i price off what current cost are, the mantality is that when you have an oppertunity to make money, take it, it doesn't always work out that way. hell sometimes i'll price off lesco's inflated pricing, because i know alot of lco's buy from them and they have to charge more for the services they do, so i'll raise mine and make more than they do.

greenhornet
02-17-2008, 12:33 PM
just wanted to get an idea of pricing out aeration. how do most of you handle pricing out a job? charge by the size, 3x's the cutting price or what. i live on long island where the median of homes range from 350-650 thousand dollars ( 1/4 to 1 acre) or $25 -$ 55 per weekly cut. any suggestions would be appreciated.

grassman177
02-17-2008, 01:49 PM
hey rcreech, remember i had athread a month ago or so on this, i went with 10% and not a single word about it so far and about 75% done with contracts, but hope i dont have to do it again next year or folks might be a lookin!!??

rcreech
02-17-2008, 01:59 PM
hey rcreech, remember i had athread a month ago or so on this, i went with 10% and not a single word about it so far and about 75% done with contracts, but hope i dont have to do it again next year or folks might be a lookin!!??

Great news, that is awesome!

I only went up 6% and should have went for more!

But...I am more then covering my increase for this year...so proabably did the right thing.

The Ranger
02-18-2008, 08:23 AM
For Lawn King

Fuel cost should be about 3% or less, while product costs might be as high as 25% of your financial statement. Your product cost will rise a minimum of 26% this year. You should review how much less your net profit will be by asorbing the increase.

boats47
02-18-2008, 11:17 AM
I raised 7% and I hope that will cover the cost of doing business this year. You hate to do it, but you have no choice in the matter. I am keeping my figers crossed that the customers understand I can't eat $3.50 for a gallon of gas.....It is what it is......

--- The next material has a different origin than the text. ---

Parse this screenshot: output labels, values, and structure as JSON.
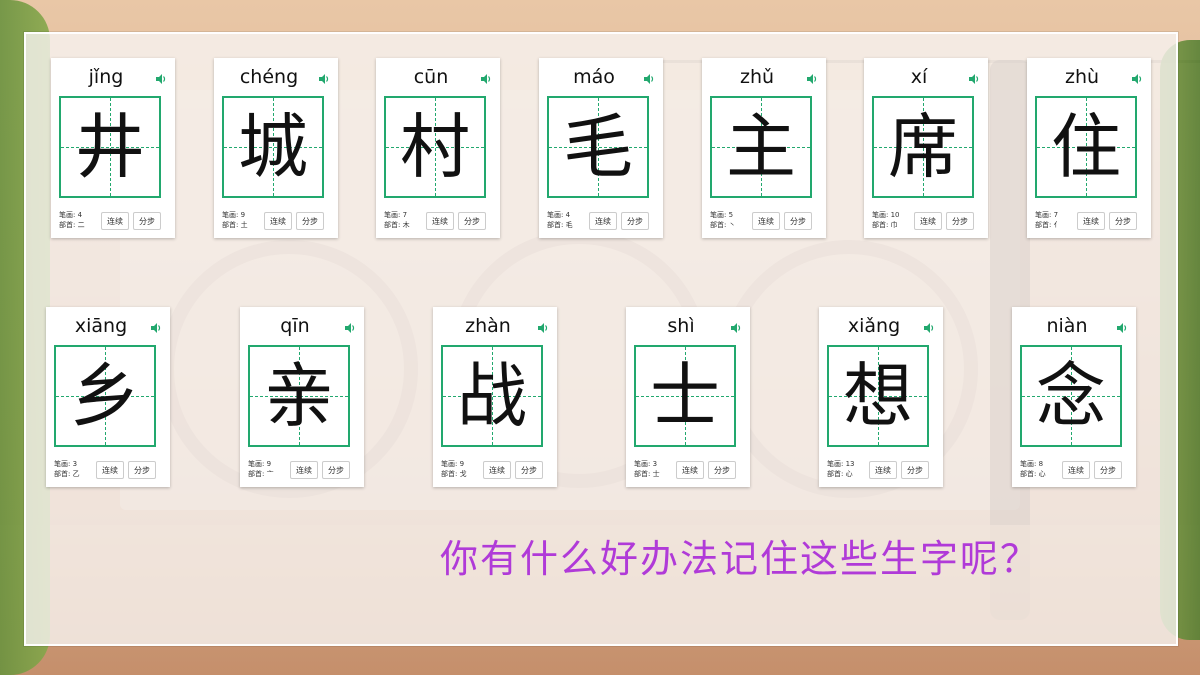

vegomatic40
02-19-2008, 08:54 AM
Raised prices between 7-12%. Sent out letters in Dec. that prices would go up for treatments including fertilizer but others would likely remain static. Customers that I had a slimmer margin on were given the higher increases with barely a blip on the radar and in some cases were simply "price only" customers so...good riddance. Ever notice that the ones that want the best deals always seem to be the hardest to please?